• PROVIDED RECORDS:
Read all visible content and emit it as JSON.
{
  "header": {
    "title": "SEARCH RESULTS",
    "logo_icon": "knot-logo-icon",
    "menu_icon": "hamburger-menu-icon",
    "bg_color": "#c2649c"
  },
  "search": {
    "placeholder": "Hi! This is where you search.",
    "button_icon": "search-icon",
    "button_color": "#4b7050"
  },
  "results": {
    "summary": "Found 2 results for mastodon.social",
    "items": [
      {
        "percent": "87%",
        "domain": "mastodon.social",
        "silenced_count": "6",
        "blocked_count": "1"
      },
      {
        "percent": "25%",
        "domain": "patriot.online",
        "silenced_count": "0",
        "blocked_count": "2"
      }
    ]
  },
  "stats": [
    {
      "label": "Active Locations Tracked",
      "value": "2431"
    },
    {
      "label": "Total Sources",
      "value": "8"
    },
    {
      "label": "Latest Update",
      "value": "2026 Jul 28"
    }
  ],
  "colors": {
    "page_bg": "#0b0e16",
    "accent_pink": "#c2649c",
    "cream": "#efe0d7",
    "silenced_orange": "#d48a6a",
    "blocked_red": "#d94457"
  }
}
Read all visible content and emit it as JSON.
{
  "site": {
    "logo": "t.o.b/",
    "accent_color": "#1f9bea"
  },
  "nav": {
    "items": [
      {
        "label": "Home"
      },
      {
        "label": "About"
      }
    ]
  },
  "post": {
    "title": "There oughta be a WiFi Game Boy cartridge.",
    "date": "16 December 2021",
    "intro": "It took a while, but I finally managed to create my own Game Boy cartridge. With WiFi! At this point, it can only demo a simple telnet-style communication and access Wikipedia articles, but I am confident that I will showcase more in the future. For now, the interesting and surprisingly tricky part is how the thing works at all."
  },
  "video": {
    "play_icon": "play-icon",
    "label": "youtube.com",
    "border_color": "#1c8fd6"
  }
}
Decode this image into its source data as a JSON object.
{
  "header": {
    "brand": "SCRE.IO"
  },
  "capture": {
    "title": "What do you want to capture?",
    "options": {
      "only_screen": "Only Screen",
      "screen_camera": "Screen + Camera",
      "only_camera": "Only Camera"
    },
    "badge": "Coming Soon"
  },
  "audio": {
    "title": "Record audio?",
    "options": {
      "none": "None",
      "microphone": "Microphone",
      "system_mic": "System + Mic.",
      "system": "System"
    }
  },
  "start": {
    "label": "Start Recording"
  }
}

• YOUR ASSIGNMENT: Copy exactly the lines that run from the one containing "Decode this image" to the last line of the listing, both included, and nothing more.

• ANSWER TO THIS TASK:
Decode this image into its source data as a JSON object.
{
  "header": {
    "brand": "SCRE.IO"
  },
  "capture": {
    "title": "What do you want to capture?",
    "options": {
      "only_screen": "Only Screen",
      "screen_camera": "Screen + Camera",
      "only_camera": "Only Camera"
    },
    "badge": "Coming Soon"
  },
  "audio": {
    "title": "Record audio?",
    "options": {
      "none": "None",
      "microphone": "Microphone",
      "system_mic": "System + Mic.",
      "system": "System"
    }
  },
  "start": {
    "label": "Start Recording"
  }
}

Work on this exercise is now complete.